Word for word, print every entry below.

++++ Records provided

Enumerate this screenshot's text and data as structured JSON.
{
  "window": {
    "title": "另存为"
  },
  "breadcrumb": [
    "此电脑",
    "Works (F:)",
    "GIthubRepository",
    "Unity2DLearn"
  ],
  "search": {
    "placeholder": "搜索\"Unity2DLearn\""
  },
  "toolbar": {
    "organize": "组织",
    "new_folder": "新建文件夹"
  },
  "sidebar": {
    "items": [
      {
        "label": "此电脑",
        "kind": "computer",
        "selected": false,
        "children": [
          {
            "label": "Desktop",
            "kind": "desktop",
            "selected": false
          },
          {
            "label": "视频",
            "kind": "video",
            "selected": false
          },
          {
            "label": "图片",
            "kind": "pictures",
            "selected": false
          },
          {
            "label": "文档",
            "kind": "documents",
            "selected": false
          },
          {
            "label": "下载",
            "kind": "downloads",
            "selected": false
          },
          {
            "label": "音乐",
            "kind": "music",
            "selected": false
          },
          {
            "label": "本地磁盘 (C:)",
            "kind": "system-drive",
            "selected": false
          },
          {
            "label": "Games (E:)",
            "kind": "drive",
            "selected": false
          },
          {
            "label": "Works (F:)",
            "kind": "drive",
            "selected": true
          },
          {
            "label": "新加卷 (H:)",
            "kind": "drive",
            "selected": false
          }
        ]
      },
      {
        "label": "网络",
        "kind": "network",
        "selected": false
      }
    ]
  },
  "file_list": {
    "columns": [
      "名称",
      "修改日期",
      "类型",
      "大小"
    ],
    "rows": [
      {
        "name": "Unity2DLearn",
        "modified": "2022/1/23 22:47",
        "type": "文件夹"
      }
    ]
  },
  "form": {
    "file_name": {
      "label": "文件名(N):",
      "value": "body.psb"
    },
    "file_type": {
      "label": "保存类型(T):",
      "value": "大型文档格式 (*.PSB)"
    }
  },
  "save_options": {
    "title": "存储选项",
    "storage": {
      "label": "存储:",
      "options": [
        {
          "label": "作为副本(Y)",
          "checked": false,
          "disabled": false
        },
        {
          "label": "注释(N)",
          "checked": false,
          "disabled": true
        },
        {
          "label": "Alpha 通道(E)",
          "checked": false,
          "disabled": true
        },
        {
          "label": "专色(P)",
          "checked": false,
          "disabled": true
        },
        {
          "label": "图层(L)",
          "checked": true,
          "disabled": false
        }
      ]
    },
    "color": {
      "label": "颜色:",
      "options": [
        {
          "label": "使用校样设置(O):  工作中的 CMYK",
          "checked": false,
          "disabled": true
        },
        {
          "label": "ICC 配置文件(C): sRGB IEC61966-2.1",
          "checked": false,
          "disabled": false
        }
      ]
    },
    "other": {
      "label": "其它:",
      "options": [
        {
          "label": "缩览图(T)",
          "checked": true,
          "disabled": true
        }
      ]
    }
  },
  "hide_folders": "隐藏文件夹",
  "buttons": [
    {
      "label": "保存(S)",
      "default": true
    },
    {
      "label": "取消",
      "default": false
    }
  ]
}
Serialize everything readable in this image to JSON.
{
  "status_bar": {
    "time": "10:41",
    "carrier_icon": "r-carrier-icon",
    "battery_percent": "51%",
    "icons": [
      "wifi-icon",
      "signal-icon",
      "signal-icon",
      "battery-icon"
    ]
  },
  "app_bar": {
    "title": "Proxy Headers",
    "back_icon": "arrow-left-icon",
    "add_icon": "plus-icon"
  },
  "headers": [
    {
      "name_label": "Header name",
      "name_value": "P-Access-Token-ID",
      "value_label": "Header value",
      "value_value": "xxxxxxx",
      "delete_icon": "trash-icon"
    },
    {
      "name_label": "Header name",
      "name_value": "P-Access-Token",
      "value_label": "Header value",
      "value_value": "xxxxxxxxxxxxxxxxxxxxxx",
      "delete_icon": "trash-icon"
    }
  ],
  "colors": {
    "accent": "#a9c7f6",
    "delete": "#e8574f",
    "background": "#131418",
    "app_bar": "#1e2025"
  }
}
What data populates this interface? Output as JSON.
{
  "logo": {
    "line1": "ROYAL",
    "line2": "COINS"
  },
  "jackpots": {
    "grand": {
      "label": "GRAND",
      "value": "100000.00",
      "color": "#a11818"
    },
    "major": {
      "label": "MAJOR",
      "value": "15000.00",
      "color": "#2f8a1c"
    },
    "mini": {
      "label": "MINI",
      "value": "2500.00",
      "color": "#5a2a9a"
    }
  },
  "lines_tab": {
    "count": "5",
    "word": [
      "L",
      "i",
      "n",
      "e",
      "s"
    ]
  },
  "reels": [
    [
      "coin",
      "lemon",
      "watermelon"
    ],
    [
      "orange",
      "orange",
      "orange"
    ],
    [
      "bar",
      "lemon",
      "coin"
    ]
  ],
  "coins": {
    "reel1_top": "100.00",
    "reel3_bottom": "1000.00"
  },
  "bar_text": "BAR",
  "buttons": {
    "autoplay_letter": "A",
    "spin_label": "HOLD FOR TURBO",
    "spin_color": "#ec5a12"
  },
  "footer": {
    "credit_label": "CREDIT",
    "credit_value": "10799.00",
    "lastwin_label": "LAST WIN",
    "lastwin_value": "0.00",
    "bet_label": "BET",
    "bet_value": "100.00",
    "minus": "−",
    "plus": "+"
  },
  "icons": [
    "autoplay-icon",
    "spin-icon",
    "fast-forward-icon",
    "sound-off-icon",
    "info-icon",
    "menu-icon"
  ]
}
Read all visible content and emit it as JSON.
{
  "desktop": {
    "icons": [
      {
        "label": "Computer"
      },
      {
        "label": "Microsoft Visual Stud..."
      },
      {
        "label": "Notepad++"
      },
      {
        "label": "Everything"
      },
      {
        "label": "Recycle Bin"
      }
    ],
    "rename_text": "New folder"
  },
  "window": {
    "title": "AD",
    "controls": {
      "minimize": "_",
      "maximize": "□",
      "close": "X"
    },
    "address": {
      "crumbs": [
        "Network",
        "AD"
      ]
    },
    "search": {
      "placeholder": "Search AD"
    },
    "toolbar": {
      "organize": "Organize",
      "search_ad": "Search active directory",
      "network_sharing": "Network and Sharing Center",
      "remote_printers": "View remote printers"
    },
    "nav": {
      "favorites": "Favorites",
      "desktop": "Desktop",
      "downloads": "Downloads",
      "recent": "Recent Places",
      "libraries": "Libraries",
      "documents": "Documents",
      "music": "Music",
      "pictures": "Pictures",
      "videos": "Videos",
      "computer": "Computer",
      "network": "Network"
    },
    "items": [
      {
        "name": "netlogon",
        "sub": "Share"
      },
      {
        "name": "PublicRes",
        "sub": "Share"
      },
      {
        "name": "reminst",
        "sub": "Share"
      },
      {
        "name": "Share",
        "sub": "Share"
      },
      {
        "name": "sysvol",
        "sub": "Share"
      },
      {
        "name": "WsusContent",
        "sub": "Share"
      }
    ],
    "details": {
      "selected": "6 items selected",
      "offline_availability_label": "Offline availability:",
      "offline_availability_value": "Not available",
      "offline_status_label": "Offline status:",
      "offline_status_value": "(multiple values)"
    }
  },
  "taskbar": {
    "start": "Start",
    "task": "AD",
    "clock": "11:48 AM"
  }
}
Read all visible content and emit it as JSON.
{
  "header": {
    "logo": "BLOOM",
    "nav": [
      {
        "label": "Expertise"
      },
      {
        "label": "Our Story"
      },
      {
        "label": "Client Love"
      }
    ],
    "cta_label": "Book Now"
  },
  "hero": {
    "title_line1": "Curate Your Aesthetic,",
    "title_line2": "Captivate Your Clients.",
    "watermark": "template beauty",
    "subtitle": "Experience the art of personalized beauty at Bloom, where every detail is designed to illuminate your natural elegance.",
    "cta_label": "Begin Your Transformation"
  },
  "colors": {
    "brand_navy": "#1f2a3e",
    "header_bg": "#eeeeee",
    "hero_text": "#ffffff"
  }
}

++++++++

**Response to the exercise**
Enumerate this screenshot's text and data as structured JSON.
{
  "window": {
    "title": "另存为"
  },
  "breadcrumb": [
    "此电脑",
    "Works (F:)",
    "GIthubRepository",
    "Unity2DLearn"
  ],
  "search": {
    "placeholder": "搜索\"Unity2DLearn\""
  },
  "toolbar": {
    "organize": "组织",
    "new_folder": "新建文件夹"
  },
  "sidebar": {
    "items": [
      {
        "label": "此电脑",
        "kind": "computer",
        "selected": false,
        "children": [
          {
            "label": "Desktop",
            "kind": "desktop",
            "selected": false
          },
          {
            "label": "视频",
            "kind": "video",
            "selected": false
          },
          {
            "label": "图片",
            "kind": "pictures",
            "selected": false
          },
          {
            "label": "文档",
            "kind": "documents",
            "selected": false
          },
          {
            "label": "下载",
            "kind": "downloads",
            "selected": false
          },
          {
            "label": "音乐",
            "kind": "music",
            "selected": false
          },
          {
            "label": "本地磁盘 (C:)",
            "kind": "system-drive",
            "selected": false
          },
          {
            "label": "Games (E:)",
            "kind": "drive",
            "selected": false
          },
          {
            "label": "Works (F:)",
            "kind": "drive",
            "selected": true
          },
          {
            "label": "新加卷 (H:)",
            "kind": "drive",
            "selected": false
          }
        ]
      },
      {
        "label": "网络",
        "kind": "network",
        "selected": false
      }
    ]
  },
  "file_list": {
    "columns": [
      "名称",
      "修改日期",
      "类型",
      "大小"
    ],
    "rows": [
      {
        "name": "Unity2DLearn",
        "modified": "2022/1/23 22:47",
        "type": "文件夹"
      }
    ]
  },
  "form": {
    "file_name": {
      "label": "文件名(N):",
      "value": "body.psb"
    },
    "file_type": {
      "label": "保存类型(T):",
      "value": "大型文档格式 (*.PSB)"
    }
  },
  "save_options": {
    "title": "存储选项",
    "storage": {
      "label": "存储:",
      "options": [
        {
          "label": "作为副本(Y)",
          "checked": false,
          "disabled": false
        },
        {
          "label": "注释(N)",
          "checked": false,
          "disabled": true
        },
        {
          "label": "Alpha 通道(E)",
          "checked": false,
          "disabled": true
        },
        {
          "label": "专色(P)",
          "checked": false,
          "disabled": true
        },
        {
          "label": "图层(L)",
          "checked": true,
          "disabled": false
        }
      ]
    },
    "color": {
      "label": "颜色:",
      "options": [
        {
          "label": "使用校样设置(O):  工作中的 CMYK",
          "checked": false,
          "disabled": true
        },
        {
          "label": "ICC 配置文件(C): sRGB IEC61966-2.1",
          "checked": false,
          "disabled": false
        }
      ]
    },
    "other": {
      "label": "其它:",
      "options": [
        {
          "label": "缩览图(T)",
          "checked": true,
          "disabled": true
        }
      ]
    }
  },
  "hide_folders": "隐藏文件夹",
  "buttons": [
    {
      "label": "保存(S)",
      "default": true
    },
    {
      "label": "取消",
      "default": false
    }
  ]
}
Serialize everything readable in this image to JSON.
{
  "status_bar": {
    "time": "10:41",
    "carrier_icon": "r-carrier-icon",
    "battery_percent": "51%",
    "icons": [
      "wifi-icon",
      "signal-icon",
      "signal-icon",
      "battery-icon"
    ]
  },
  "app_bar": {
    "title": "Proxy Headers",
    "back_icon": "arrow-left-icon",
    "add_icon": "plus-icon"
  },
  "headers": [
    {
      "name_label": "Header name",
      "name_value": "P-Access-Token-ID",
      "value_label": "Header value",
      "value_value": "xxxxxxx",
      "delete_icon": "trash-icon"
    },
    {
      "name_label": "Header name",
      "name_value": "P-Access-Token",
      "value_label": "Header value",
      "value_value": "xxxxxxxxxxxxxxxxxxxxxx",
      "delete_icon": "trash-icon"
    }
  ],
  "colors": {
    "accent": "#a9c7f6",
    "delete": "#e8574f",
    "background": "#131418",
    "app_bar": "#1e2025"
  }
}
What data populates this interface? Output as JSON.
{
  "logo": {
    "line1": "ROYAL",
    "line2": "COINS"
  },
  "jackpots": {
    "grand": {
      "label": "GRAND",
      "value": "100000.00",
      "color": "#a11818"
    },
    "major": {
      "label": "MAJOR",
      "value": "15000.00",
      "color": "#2f8a1c"
    },
    "mini": {
      "label": "MINI",
      "value": "2500.00",
      "color": "#5a2a9a"
    }
  },
  "lines_tab": {
    "count": "5",
    "word": [
      "L",
      "i",
      "n",
      "e",
      "s"
    ]
  },
  "reels": [
    [
      "coin",
      "lemon",
      "watermelon"
    ],
    [
      "orange",
      "orange",
      "orange"
    ],
    [
      "bar",
      "lemon",
      "coin"
    ]
  ],
  "coins": {
    "reel1_top": "100.00",
    "reel3_bottom": "1000.00"
  },
  "bar_text": "BAR",
  "buttons": {
    "autoplay_letter": "A",
    "spin_label": "HOLD FOR TURBO",
    "spin_color": "#ec5a12"
  },
  "footer": {
    "credit_label": "CREDIT",
    "credit_value": "10799.00",
    "lastwin_label": "LAST WIN",
    "lastwin_value": "0.00",
    "bet_label": "BET",
    "bet_value": "100.00",
    "minus": "−",
    "plus": "+"
  },
  "icons": [
    "autoplay-icon",
    "spin-icon",
    "fast-forward-icon",
    "sound-off-icon",
    "info-icon",
    "menu-icon"
  ]
}
Read all visible content and emit it as JSON.
{
  "desktop": {
    "icons": [
      {
        "label": "Computer"
      },
      {
        "label": "Microsoft Visual Stud..."
      },
      {
        "label": "Notepad++"
      },
      {
        "label": "Everything"
      },
      {
        "label": "Recycle Bin"
      }
    ],
    "rename_text": "New folder"
  },
  "window": {
    "title": "AD",
    "controls": {
      "minimize": "_",
      "maximize": "□",
      "close": "X"
    },
    "address": {
      "crumbs": [
        "Network",
        "AD"
      ]
    },
    "search": {
      "placeholder": "Search AD"
    },
    "toolbar": {
      "organize": "Organize",
      "search_ad": "Search active directory",
      "network_sharing": "Network and Sharing Center",
      "remote_printers": "View remote printers"
    },
    "nav": {
      "favorites": "Favorites",
      "desktop": "Desktop",
      "downloads": "Downloads",
      "recent": "Recent Places",
      "libraries": "Libraries",
      "documents": "Documents",
      "music": "Music",
      "pictures": "Pictures",
      "videos": "Videos",
      "computer": "Computer",
      "network": "Network"
    },
    "items": [
      {
        "name": "netlogon",
        "sub": "Share"
      },
      {
        "name": "PublicRes",
        "sub": "Share"
      },
      {
        "name": "reminst",
        "sub": "Share"
      },
      {
        "name": "Share",
        "sub": "Share"
      },
      {
        "name": "sysvol",
        "sub": "Share"
      },
      {
        "name": "WsusContent",
        "sub": "Share"
      }
    ],
    "details": {
      "selected": "6 items selected",
      "offline_availability_label": "Offline availability:",
      "offline_availability_value": "Not available",
      "offline_status_label": "Offline status:",
      "offline_status_value": "(multiple values)"
    }
  },
  "taskbar": {
    "start": "Start",
    "task": "AD",
    "clock": "11:48 AM"
  }
}
Read all visible content and emit it as JSON.
{
  "header": {
    "logo": "BLOOM",
    "nav": [
      {
        "label": "Expertise"
      },
      {
        "label": "Our Story"
      },
      {
        "label": "Client Love"
      }
    ],
    "cta_label": "Book Now"
  },
  "hero": {
    "title_line1": "Curate Your Aesthetic,",
    "title_line2": "Captivate Your Clients.",
    "watermark": "template beauty",
    "subtitle": "Experience the art of personalized beauty at Bloom, where every detail is designed to illuminate your natural elegance.",
    "cta_label": "Begin Your Transformation"
  },
  "colors": {
    "brand_navy": "#1f2a3e",
    "header_bg": "#eeeeee",
    "hero_text": "#ffffff"
  }
}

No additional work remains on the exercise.